|US20110028792 *||Jul 28, 2009||Feb 3, 2011||Tamer Ibrahim||Tissue retractors with fluid evacuation/infusion and/or light emission capability|
|CN103111478B *||Feb 7, 2013||Sep 30, 2015||冯颖||一种gr5钛合金的冷拉丝方法|
|DE102009009557A1||Feb 19, 2009||Sep 2, 2010||W.C. Heraeus Gmbh||Elektrisch leitende Materialien, Zuleitungen und Kabel für Stimulationselektroden|
|DE102009009558A1||Feb 19, 2009||Aug 26, 2010||W.C. Heraeus Gmbh||Gewickeltes Band als elektrischer Leiter für Stimulationselektroden|
|DE102009009558B4 *||Feb 19, 2009||Aug 29, 2013||Heraeus Precious Metals Gmbh & Co. Kg||Gewickeltes Band als elektrischer Leiter für Stimulationselektroden|
|U.S. Classification||174/36, 174/126.1, 174/128.1|
|International Classification||A61N1/39, A61F6/14, H01B5/08, A61F2/24, A61B17/12, A61B18/04, A61M25/00, A61L31/00, A61N1/06, A61B17/221, A61C7/20, A61F2/00, A61F2/86, C02F1/461, C02F1/42, H01B7/00, H01B5/10, D07B1/06, H01B13/02, C25B15/08, C02F1/20, C25B1/04, B21C1/02, B21C37/04|
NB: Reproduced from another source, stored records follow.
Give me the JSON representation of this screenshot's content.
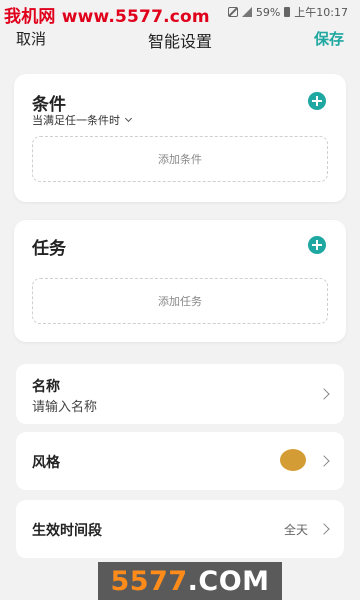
{
  "status_bar": {
    "watermark": "我机网 www.5577.com",
    "battery": "59%",
    "time": "上午10:17",
    "icons": [
      "mute-icon",
      "signal-icon",
      "battery-icon"
    ]
  },
  "nav": {
    "cancel_label": "取消",
    "title": "智能设置",
    "save_label": "保存"
  },
  "condition_card": {
    "title": "条件",
    "subtitle": "当满足任一条件时",
    "add_label": "添加条件"
  },
  "task_card": {
    "title": "任务",
    "add_label": "添加任务"
  },
  "rows": {
    "name": {
      "label": "名称",
      "placeholder": "请输入名称"
    },
    "style": {
      "label": "风格",
      "color": "#d49c35"
    },
    "time": {
      "label": "生效时间段",
      "value": "全天"
    }
  },
  "bottom_watermark": {
    "part1": "5577",
    "part2": ".COM"
  },
  "colors": {
    "accent": "#1fa7a1",
    "background": "#f2f2f2",
    "style_swatch": "#d49c35"
  }
}
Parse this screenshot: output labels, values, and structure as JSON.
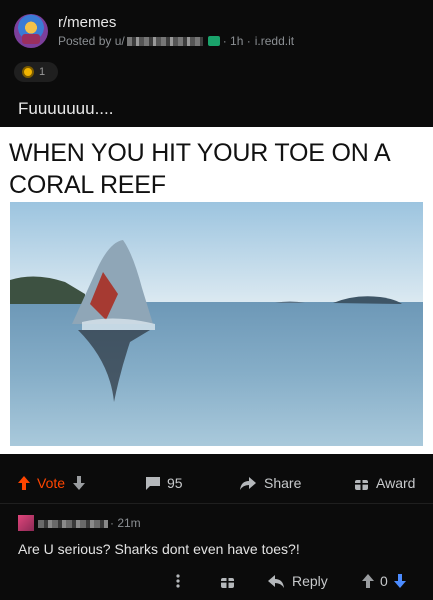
{
  "post": {
    "subreddit": "r/memes",
    "posted_by_prefix": "Posted by u/",
    "time_ago": "· 1h ·",
    "domain": "i.redd.it",
    "award_count": "1",
    "title": "Fuuuuuuu....",
    "meme_caption": "WHEN YOU HIT YOUR TOE ON A CORAL REEF"
  },
  "actions": {
    "vote_label": "Vote",
    "comments_count": "95",
    "share_label": "Share",
    "award_label": "Award"
  },
  "comment": {
    "time_ago": "· 21m",
    "body": "Are U serious? Sharks dont even have toes?!",
    "reply_label": "Reply",
    "score": "0"
  },
  "colors": {
    "background": "#0b0b0b",
    "upvote_accent": "#ff4500",
    "downvote_accent": "#4c8cff"
  },
  "icons": [
    "subreddit-avatar",
    "home-icon",
    "award-coin-icon",
    "upvote-arrow-icon",
    "downvote-arrow-icon",
    "comment-icon",
    "share-arrow-icon",
    "award-icon",
    "more-options-icon",
    "gift-icon",
    "reply-arrow-icon"
  ]
}
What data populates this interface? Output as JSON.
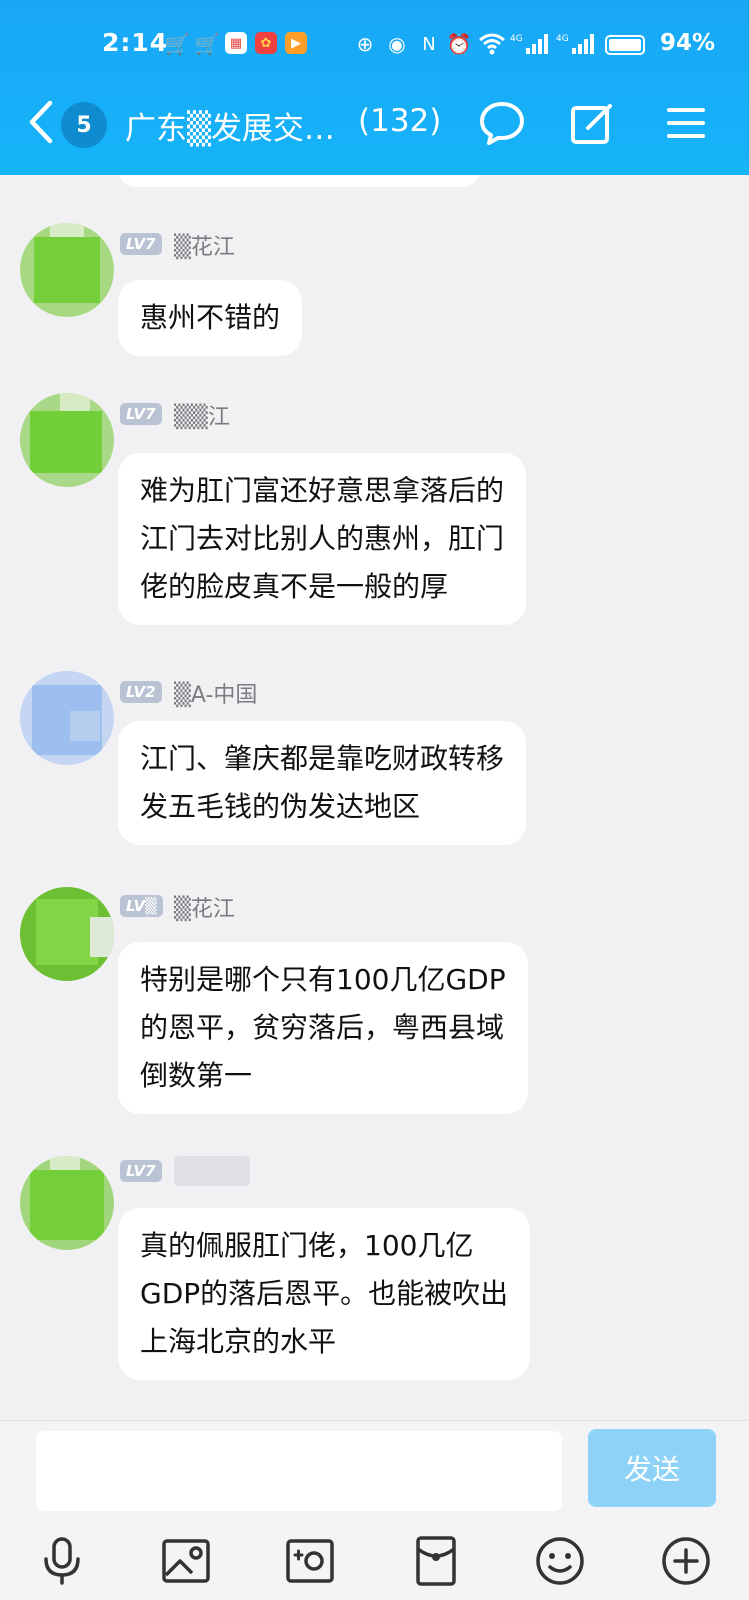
{
  "status_bar": {
    "time": "2:14",
    "battery": "94%",
    "network_labels": [
      "4G",
      "4G"
    ]
  },
  "header": {
    "unread_badge": "5",
    "group_title": "广东▒发展交…",
    "member_count": "(132)"
  },
  "messages": [
    {
      "level": "LV7",
      "nickname": "▒花江",
      "lines": [
        "惠州不错的"
      ]
    },
    {
      "level": "LV7",
      "nickname": "▒▒江",
      "lines": [
        "难为肛门富还好意思拿落后的",
        "江门去对比别人的惠州，肛门",
        "佬的脸皮真不是一般的厚"
      ]
    },
    {
      "level": "LV2",
      "nickname": "▒A-中国",
      "lines": [
        "江门、肇庆都是靠吃财政转移",
        "发五毛钱的伪发达地区"
      ]
    },
    {
      "level": "LV▒",
      "nickname": "▒花江",
      "lines": [
        "特别是哪个只有100几亿GDP",
        "的恩平，贫穷落后，粤西县域",
        "倒数第一"
      ]
    },
    {
      "level": "LV7",
      "nickname": "",
      "lines": [
        "真的佩服肛门佬，100几亿",
        "GDP的落后恩平。也能被吹出",
        "上海北京的水平"
      ]
    }
  ],
  "input": {
    "placeholder": "",
    "send_label": "发送"
  },
  "toolbar": {
    "items": [
      "mic-icon",
      "image-icon",
      "camera-icon",
      "red-packet-icon",
      "emoji-icon",
      "plus-icon"
    ]
  },
  "colors": {
    "header_blue": "#16aef7",
    "send_disabled": "#8fd2f8",
    "avatar_green": "#7fd24a",
    "avatar_blue": "#9dbff0"
  }
}
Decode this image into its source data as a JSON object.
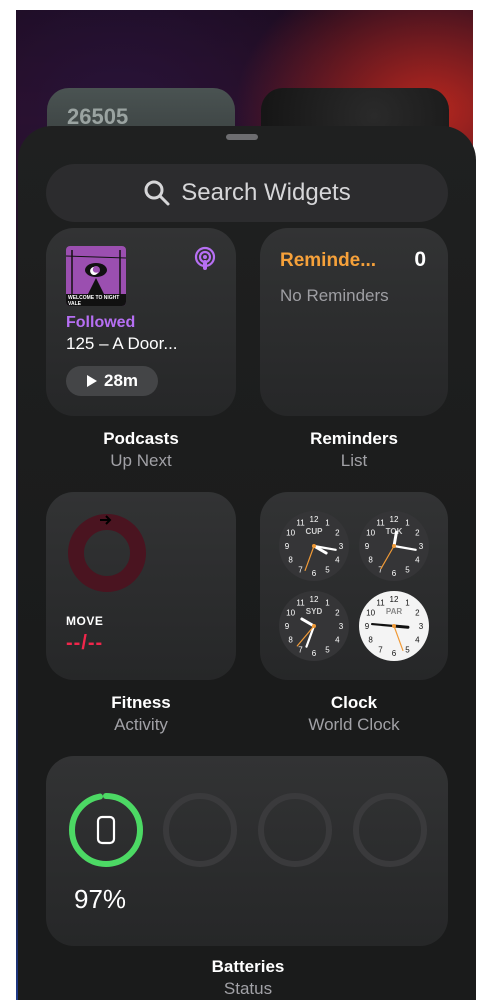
{
  "peek": {
    "left_value": "26505"
  },
  "search": {
    "placeholder": "Search Widgets"
  },
  "podcasts": {
    "art_caption": "WELCOME TO NIGHT VALE",
    "status": "Followed",
    "episode": "125 – A Door...",
    "duration": "28m",
    "title": "Podcasts",
    "subtitle": "Up Next"
  },
  "reminders": {
    "list_name": "Reminde...",
    "count": "0",
    "empty": "No Reminders",
    "title": "Reminders",
    "subtitle": "List"
  },
  "fitness": {
    "ring_label": "MOVE",
    "value": "--/--",
    "title": "Fitness",
    "subtitle": "Activity",
    "move_color": "#f0264b"
  },
  "clock": {
    "title": "Clock",
    "subtitle": "World Clock",
    "cities": [
      "CUP",
      "TOK",
      "SYD",
      "PAR"
    ]
  },
  "batteries": {
    "percent": "97%",
    "level": 0.97,
    "title": "Batteries",
    "subtitle": "Status",
    "ring_color": "#4cd964"
  },
  "colors": {
    "accent_purple": "#b66ff3",
    "accent_orange": "#f6a13a"
  }
}
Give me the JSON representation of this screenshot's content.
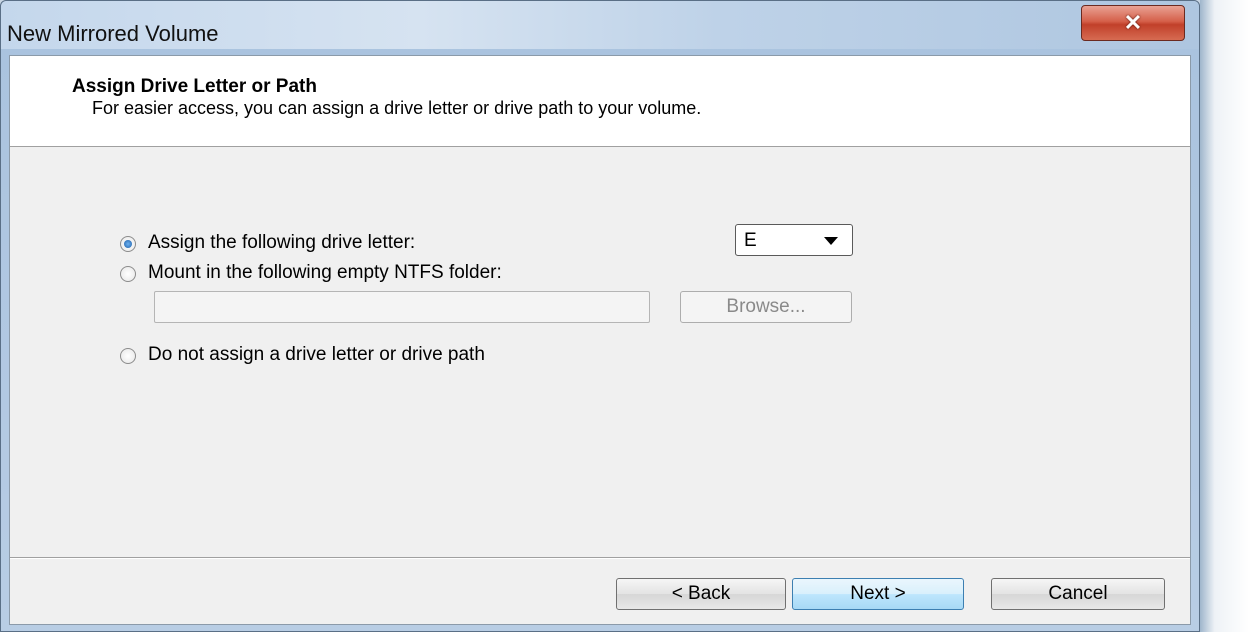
{
  "window": {
    "title": "New Mirrored Volume",
    "close_label": "✕"
  },
  "header": {
    "title": "Assign Drive Letter or Path",
    "subtitle": "For easier access, you can assign a drive letter or drive path to your volume."
  },
  "options": {
    "assign_letter": {
      "label": "Assign the following drive letter:",
      "checked": true
    },
    "mount_folder": {
      "label": "Mount in the following empty NTFS folder:",
      "checked": false
    },
    "no_assign": {
      "label": "Do not assign a drive letter or drive path",
      "checked": false
    }
  },
  "drive_letter": {
    "value": "E"
  },
  "folder_path": {
    "value": ""
  },
  "buttons": {
    "browse": "Browse...",
    "back": "< Back",
    "next": "Next >",
    "cancel": "Cancel"
  },
  "colors": {
    "close_button": "#c1402a",
    "default_button_border": "#3c7fb1",
    "radio_selected": "#1e5fa8"
  }
}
|Cooperative Classification||H01B7/0009, H01B13/0292, Y02E60/366, C02F2301/066, C25B15/08, C02F1/20, A61M25/09, C02F2201/4611, A61F2/2403, C25B1/04, A61C7/20, A61F2210/0019, A61M2025/09075, B21C1/02, H01B5/08, C02F1/46104, H01B5/10, B21C37/045, D07B1/0693, A61M2025/09191, C02F1/42, A61F2/86, C02F2209/42|
|European Classification||A61C7/20, H01B5/08, A61F2/24B, A61F2/86, B21C1/02, C25B1/04, H01B5/10, H01B13/02S, C02F1/461B, B21C37/04C, C25B15/08, A61M25/09, H01B7/00C, D07B1/06D|
|Aug 31, 1998||AS||Assignment|
Owner name: GENERAL SCIENCE & TECHNOLOGY CORPORATION, FLORIDA
Free format text: ASSIGNMENT OF ASSIGNORS INTEREST;ASSIGNOR:AVELLANET, FRANCISCO J.;REEL/FRAME:009433/0515
Effective date: 19980828
|Mar 9, 2005||REMI||Maintenance fee reminder mailed|
|Aug 22, 2005||LAPS||Lapse for failure to pay maintenance fees|
|Oct 18, 2005||FP||Expired due to failure to pay maintenance fee|
Effective date: 20050821